Harper is charged with 15 counts each of possession of controlled substances and delivery of controlled substances; as well as dealing in the proceeds of illegal activities, running a corrupt organization, criminal use of communications facilities, possession with intent to deliver, and illegal gambling and bookmaking.
He was arraigned Dec. 31 and is currently free on $30,000 cash bond. He faces a preliminary hearing Jan. 9 before Magisterial District Judge Eugene F. Riazzi Jr.
Pardon was championed by many local leaders
Sanders was elected to McKeesport city council in 2015 but was prevented from taking his seat in January 2016 after Allegheny County District Attorney Stephen Zappala Jr. filed a motion in Common Pleas Court arguing that Sanders was ineligible to serve due to a 1993 felony drug conviction.
Common Pleas Senior Judge Joseph James upheld the motion, ruling that the Pennsylvania constitution prevented Sanders from taking office.
Sanders has argued that his political opponents, including Cherepko, were behind the effort to keep him off of council.
Sanders’ campaign for a pardon also was supported by Zappala himself, who said “everyone deserves a second chance.”
Sanders was featured in Fetterman’s campaign videos and has volunteered his time to speak to youth groups about avoiding criminal activity, and has worked with Zappala and other leaders on non-violence programs.
“When you have done exemplary public service like [Mr. Sanders] has with the children in McKeesport and the Mon Valley, I think the pardon was an easy decision,” Zappala said in 2020, when the pardon was granted.
Among the outlets that have carried Sanders’ story are the New Pittsburgh Courier and Tube City Online Radio, which for several months featured a “McKeesport Voices” interview with Sanders that was recorded in 2013.
Sanders also wrote a book about his experiences, Lessons From the Chair, in 2021, which is available from Amazon and Barnes & Noble.
According to court records, Sanders was arraigned Dec. 30 and is currently free on his own recognizance pending a preliminary hearing Jan. 23 before Riazzi.

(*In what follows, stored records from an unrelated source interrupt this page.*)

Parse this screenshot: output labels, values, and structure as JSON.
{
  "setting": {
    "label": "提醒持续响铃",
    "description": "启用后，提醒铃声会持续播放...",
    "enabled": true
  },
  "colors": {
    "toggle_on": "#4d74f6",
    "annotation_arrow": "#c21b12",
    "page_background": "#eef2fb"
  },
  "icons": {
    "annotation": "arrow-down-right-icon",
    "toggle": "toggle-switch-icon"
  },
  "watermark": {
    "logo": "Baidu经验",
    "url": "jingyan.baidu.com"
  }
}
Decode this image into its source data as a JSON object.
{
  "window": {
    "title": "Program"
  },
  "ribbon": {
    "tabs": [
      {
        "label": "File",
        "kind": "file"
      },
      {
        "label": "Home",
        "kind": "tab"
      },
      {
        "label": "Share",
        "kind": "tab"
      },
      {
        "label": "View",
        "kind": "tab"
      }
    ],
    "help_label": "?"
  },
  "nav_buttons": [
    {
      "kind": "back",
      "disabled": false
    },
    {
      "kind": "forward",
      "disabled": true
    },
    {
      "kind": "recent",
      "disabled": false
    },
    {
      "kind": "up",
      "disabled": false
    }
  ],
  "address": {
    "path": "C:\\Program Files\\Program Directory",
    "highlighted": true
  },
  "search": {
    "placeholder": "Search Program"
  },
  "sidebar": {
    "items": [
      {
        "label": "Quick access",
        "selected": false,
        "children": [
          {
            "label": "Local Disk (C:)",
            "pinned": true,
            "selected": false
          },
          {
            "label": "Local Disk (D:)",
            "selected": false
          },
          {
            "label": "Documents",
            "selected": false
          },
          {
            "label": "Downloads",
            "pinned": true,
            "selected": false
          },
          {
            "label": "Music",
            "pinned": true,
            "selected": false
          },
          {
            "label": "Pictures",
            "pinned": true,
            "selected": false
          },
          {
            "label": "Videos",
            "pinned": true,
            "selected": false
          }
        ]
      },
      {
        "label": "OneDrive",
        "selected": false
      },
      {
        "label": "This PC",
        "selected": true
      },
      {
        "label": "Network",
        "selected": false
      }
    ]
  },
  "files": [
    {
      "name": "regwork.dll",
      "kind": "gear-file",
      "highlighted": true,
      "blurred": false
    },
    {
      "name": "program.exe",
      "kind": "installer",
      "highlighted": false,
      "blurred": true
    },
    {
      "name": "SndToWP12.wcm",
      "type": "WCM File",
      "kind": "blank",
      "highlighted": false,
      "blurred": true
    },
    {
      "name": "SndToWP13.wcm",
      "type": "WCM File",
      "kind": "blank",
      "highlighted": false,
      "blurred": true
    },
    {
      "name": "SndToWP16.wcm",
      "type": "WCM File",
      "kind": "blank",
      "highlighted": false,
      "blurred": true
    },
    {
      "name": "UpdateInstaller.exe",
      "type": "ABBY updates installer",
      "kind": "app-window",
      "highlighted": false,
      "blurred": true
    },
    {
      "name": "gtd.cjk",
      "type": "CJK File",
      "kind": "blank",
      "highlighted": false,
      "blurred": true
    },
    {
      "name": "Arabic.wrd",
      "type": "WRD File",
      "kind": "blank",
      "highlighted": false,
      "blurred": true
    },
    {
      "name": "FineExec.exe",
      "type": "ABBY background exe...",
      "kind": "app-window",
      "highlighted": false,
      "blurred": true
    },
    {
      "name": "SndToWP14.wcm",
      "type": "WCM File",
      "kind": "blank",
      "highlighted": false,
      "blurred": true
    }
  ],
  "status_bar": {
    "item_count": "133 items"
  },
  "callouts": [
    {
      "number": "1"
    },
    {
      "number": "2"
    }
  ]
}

Also charged by the attorney general’s office are:
Kaleb Howard, 33, of Wilmerding, charged with possession of controlled substances, possession of controlled substances with intent to deliver, delivery of controlled substances.
Earl McClinton, 30, of McKeesport, possession of controlled substances with intent to deliver, participating in a corrupt organization, criminal use of communications facilities and criminal conspiracy.
Robert McLean, 59, of McKeesport, unlawful possession of a firearm, participating in a corrupt organization, criminal use of communications facilities, criminal conspiracy, possession of controlled substances, possession of controlled substances with intent to deliver.
Isaiah “Ike” Warren, 53, of Hazelwood, possession of controlled substances, possession of controlled substances with intent to deliver, participating in a corrupt organization, criminal use of communications facilities and criminal conspiracy.
Ramone Williams, 38, of East Pittsburgh, possession of controlled substances, possession of controlled substances with intent to deliver, participating in a corrupt organization, criminal use of communications facilities and criminal conspiracy.
Jason Togyer is editor of Tube City Almanac and volunteer executive director of Tube City Community Media Inc.
Originally published January 05, 2023.